In his letter, Lieberman cited a case in which even statements that contained some amount of opinion were found to be defamatory when they claimed a public official had been unethical, and wrote that Scaramucci “has never been charged nor found to have committed any ethical violation. . .”

 .. Scaramucci, a 1986 graduate of the university, was appointed to a five-year term on the board in 2016.
.. Scaramucci did not respond immediately to a request for comment Monday, but he responded publicly on Twitter, saying, “All I need is an apology and correction. Get the facts right. Defamation is not unflattering coverage. It’s defamation.”He also wrote, “I asked for an apology. Plain and simple. In our country defamation comes with its consequences.”

.. “Sending a graduate student a letter accusing him of something two days before Thanksgiving and demanding a response within five days is clearly mean-spirited,” Rose said. “The ACLU of Massachusetts is not going to allow Mr. Caballero or anyone who’s a journalist to be bullied into silence. There’s a long history in this country of trying to use defamation law to silence critics.”

.. Frederick M. Lawrence, the secretary and chief executive of the Phi Beta Kappa society, who is a lecturer at Georgetown Law, said, “The Supreme Court has said when a public figure is involved, defamation requires that the reporting was done with knowledge of falsehood or reckless disregard for the truth.
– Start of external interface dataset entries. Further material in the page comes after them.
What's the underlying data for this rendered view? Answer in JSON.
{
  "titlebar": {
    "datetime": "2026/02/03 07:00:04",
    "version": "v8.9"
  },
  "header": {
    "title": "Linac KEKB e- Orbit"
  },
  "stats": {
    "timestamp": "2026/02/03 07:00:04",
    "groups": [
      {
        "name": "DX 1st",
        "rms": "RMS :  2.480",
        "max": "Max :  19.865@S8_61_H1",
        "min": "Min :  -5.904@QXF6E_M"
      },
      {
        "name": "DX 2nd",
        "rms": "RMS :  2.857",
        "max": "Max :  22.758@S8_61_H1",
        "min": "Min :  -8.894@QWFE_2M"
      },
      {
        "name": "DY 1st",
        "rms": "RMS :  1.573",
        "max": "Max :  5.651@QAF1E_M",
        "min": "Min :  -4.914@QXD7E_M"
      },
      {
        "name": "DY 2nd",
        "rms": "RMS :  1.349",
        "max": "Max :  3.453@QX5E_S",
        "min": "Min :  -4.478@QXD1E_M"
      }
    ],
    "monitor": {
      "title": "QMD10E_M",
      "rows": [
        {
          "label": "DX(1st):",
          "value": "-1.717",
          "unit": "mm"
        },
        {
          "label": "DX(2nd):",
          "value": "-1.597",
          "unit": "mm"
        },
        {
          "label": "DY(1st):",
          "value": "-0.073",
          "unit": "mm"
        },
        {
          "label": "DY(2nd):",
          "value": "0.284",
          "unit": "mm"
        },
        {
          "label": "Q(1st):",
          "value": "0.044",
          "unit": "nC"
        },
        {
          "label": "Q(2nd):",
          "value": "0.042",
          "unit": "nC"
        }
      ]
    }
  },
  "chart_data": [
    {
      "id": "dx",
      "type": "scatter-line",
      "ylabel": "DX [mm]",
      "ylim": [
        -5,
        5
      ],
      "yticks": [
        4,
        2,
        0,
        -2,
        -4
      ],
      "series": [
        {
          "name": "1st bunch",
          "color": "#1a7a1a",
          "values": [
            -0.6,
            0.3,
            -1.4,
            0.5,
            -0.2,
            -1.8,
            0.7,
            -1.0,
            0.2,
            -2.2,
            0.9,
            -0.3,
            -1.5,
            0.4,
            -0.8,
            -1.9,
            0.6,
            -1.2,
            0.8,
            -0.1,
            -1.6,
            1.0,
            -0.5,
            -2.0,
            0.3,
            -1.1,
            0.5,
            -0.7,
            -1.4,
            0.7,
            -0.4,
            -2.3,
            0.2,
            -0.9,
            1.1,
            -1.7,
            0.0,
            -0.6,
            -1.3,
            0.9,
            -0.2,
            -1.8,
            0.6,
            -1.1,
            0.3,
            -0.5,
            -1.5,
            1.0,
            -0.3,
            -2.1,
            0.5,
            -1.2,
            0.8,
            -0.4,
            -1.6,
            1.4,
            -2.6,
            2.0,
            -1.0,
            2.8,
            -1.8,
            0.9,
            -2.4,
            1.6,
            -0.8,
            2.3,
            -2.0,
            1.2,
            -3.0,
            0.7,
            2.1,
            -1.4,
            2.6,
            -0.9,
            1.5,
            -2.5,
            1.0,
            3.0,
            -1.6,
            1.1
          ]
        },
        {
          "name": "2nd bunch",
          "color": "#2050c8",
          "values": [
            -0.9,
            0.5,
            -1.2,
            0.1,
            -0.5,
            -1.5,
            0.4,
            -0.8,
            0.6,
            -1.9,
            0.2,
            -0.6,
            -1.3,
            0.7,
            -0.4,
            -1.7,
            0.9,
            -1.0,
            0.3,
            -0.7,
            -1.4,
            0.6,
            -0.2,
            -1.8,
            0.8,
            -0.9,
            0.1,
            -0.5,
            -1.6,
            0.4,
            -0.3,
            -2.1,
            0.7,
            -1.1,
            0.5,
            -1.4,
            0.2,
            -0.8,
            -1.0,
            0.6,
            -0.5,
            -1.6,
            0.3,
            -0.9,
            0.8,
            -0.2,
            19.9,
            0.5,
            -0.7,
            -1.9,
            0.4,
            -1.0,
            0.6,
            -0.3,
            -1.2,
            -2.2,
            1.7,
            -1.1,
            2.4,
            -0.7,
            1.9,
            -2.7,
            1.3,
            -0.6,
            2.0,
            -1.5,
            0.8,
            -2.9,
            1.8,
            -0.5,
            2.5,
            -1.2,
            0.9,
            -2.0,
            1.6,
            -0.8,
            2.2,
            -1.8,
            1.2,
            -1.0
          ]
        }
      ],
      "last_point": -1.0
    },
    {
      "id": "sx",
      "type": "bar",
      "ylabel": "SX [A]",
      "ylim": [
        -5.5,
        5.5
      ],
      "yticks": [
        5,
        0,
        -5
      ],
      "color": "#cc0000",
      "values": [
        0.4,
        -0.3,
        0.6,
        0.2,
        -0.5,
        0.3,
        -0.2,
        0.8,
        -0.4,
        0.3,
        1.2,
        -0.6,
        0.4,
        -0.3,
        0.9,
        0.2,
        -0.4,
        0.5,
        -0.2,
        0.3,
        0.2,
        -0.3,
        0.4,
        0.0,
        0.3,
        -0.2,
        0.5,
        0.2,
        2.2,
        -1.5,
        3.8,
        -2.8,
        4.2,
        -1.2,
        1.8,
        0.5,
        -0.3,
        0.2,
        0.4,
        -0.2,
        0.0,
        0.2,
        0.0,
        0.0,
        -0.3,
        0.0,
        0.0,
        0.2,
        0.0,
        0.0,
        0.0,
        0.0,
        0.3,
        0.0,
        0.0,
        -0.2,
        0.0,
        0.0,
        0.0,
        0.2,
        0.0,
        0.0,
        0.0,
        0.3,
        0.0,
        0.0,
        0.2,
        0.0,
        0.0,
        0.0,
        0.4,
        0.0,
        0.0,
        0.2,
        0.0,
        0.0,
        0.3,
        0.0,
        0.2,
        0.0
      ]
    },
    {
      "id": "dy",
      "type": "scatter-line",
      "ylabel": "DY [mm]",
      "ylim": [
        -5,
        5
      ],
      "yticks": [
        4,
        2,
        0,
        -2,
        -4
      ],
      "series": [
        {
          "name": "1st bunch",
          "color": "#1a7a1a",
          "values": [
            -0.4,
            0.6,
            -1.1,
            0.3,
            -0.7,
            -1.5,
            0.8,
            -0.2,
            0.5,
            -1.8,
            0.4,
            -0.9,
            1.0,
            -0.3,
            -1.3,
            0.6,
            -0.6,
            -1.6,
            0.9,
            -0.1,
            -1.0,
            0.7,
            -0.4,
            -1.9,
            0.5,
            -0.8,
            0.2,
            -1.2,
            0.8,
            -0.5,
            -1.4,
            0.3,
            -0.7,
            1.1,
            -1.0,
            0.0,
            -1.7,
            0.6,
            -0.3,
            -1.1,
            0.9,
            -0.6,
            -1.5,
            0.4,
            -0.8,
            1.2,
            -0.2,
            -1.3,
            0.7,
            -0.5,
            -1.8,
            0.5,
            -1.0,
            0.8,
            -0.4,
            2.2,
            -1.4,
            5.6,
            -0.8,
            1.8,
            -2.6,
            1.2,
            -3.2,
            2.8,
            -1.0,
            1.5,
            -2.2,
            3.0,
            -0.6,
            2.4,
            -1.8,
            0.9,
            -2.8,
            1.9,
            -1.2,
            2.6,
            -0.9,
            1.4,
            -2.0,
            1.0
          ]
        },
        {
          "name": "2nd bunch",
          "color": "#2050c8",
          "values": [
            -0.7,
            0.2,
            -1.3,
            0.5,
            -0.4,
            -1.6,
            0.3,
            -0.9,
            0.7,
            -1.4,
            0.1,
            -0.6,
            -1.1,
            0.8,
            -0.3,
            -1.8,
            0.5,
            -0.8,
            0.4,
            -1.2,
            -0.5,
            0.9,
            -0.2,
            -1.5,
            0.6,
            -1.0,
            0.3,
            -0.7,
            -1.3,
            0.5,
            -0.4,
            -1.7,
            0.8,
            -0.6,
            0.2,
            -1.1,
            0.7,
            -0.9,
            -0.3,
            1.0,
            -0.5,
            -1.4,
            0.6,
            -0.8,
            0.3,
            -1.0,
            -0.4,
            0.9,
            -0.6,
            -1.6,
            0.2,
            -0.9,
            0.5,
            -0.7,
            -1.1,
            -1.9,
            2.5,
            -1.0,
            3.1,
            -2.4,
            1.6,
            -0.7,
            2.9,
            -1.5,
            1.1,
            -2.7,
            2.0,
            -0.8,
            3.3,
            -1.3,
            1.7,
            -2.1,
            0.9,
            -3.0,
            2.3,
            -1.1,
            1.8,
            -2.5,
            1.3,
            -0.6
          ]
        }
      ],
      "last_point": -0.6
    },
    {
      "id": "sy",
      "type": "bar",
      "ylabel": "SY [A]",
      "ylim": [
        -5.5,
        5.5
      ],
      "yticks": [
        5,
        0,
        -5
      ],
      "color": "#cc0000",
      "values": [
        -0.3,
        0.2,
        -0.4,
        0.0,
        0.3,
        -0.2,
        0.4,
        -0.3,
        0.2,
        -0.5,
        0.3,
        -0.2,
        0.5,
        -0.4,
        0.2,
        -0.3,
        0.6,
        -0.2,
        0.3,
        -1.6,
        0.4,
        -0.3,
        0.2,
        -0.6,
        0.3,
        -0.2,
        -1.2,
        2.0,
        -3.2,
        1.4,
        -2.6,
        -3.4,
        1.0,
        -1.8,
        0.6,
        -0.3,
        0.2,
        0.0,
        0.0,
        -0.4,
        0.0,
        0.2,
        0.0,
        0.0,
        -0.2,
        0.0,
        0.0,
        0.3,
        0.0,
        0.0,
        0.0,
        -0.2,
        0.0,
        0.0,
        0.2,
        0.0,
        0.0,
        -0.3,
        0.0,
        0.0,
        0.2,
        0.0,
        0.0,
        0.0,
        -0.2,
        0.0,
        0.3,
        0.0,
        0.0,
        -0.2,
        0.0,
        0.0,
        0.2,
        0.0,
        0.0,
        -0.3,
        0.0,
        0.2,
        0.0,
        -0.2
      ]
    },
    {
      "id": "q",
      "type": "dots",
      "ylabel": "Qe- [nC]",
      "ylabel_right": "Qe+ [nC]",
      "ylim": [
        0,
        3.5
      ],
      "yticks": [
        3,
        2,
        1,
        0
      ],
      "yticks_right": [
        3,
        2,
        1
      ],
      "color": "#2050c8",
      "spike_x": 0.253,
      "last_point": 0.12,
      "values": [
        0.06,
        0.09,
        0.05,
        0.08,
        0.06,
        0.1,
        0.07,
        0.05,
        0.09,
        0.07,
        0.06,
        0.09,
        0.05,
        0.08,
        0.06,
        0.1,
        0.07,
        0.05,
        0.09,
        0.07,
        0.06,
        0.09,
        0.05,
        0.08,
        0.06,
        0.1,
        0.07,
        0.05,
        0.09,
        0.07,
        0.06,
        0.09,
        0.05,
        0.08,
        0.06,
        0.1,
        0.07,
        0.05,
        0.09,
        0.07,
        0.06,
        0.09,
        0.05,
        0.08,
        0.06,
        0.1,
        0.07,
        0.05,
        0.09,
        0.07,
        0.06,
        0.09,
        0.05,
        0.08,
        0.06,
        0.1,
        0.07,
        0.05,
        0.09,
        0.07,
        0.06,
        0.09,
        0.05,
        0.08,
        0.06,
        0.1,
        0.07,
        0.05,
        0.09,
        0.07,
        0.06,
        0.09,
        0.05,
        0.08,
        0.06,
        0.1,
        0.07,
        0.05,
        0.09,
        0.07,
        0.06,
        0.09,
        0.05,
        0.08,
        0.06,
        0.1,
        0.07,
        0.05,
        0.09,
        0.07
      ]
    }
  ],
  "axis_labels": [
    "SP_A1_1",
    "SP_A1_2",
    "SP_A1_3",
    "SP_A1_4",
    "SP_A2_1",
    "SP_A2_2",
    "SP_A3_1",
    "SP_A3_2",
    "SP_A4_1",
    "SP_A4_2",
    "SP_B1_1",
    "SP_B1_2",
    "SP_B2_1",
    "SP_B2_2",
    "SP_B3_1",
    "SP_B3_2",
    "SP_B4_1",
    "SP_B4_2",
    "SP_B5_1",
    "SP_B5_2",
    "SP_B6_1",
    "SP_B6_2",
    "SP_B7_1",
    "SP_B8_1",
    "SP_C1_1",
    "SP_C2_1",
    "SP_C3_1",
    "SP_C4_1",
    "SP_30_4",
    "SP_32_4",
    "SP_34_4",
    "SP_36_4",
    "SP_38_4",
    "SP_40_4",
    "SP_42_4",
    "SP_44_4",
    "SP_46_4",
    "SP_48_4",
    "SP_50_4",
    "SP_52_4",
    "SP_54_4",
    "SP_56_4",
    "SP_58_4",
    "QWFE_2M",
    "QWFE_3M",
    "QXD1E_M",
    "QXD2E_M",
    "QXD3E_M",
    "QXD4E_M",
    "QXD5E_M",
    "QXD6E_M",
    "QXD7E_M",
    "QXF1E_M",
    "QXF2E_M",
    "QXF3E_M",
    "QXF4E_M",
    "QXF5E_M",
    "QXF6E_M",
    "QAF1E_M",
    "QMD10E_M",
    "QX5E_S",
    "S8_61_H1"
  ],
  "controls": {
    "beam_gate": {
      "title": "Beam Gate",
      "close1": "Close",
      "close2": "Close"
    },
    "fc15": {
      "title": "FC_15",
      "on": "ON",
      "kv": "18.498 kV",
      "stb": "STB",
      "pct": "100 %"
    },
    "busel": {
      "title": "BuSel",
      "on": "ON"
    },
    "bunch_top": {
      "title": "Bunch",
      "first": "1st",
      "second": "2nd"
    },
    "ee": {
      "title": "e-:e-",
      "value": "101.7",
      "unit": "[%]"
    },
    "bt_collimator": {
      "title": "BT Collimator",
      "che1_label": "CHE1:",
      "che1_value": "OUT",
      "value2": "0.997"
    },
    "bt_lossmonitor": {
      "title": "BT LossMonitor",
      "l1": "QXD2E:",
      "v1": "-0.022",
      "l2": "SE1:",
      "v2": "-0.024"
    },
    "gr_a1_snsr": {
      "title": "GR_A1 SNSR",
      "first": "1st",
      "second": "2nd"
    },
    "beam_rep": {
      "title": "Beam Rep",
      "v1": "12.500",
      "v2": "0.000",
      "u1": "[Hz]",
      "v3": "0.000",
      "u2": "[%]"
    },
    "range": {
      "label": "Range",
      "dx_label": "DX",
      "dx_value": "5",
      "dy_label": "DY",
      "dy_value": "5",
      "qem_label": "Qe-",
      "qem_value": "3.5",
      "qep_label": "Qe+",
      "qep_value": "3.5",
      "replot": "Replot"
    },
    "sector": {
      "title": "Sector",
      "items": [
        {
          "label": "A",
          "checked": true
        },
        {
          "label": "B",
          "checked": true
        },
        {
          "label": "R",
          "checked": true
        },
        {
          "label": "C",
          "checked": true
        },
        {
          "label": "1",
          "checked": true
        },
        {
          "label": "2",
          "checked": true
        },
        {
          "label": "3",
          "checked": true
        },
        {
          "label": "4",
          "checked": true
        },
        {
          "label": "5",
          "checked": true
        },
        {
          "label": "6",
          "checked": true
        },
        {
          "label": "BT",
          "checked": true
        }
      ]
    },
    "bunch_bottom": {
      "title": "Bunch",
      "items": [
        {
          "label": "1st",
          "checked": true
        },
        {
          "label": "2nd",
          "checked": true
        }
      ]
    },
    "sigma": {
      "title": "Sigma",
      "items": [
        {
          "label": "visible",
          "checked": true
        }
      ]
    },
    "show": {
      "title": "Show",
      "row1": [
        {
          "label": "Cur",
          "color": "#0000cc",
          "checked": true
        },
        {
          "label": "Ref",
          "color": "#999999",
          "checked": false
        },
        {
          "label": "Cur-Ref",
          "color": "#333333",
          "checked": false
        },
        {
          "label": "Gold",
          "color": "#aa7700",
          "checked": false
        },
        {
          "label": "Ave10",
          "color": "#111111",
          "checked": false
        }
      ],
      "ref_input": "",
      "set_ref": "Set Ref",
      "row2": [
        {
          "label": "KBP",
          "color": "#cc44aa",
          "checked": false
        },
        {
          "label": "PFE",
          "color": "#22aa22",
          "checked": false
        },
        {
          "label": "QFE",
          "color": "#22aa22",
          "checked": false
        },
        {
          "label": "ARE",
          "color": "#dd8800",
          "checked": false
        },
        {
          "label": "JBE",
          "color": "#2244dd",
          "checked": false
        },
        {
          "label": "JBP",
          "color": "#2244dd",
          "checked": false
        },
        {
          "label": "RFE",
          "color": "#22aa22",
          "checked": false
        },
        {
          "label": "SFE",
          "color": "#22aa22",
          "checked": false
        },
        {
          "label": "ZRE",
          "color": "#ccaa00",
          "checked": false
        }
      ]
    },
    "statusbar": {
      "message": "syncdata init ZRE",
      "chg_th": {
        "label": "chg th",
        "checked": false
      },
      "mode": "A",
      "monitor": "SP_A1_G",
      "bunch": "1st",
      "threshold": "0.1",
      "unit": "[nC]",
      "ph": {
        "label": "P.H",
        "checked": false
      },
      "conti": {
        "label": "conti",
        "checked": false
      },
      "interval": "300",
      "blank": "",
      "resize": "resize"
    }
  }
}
The burden of proof for a plaintiff who is a public figure in a defamation suit is very, very stiff.”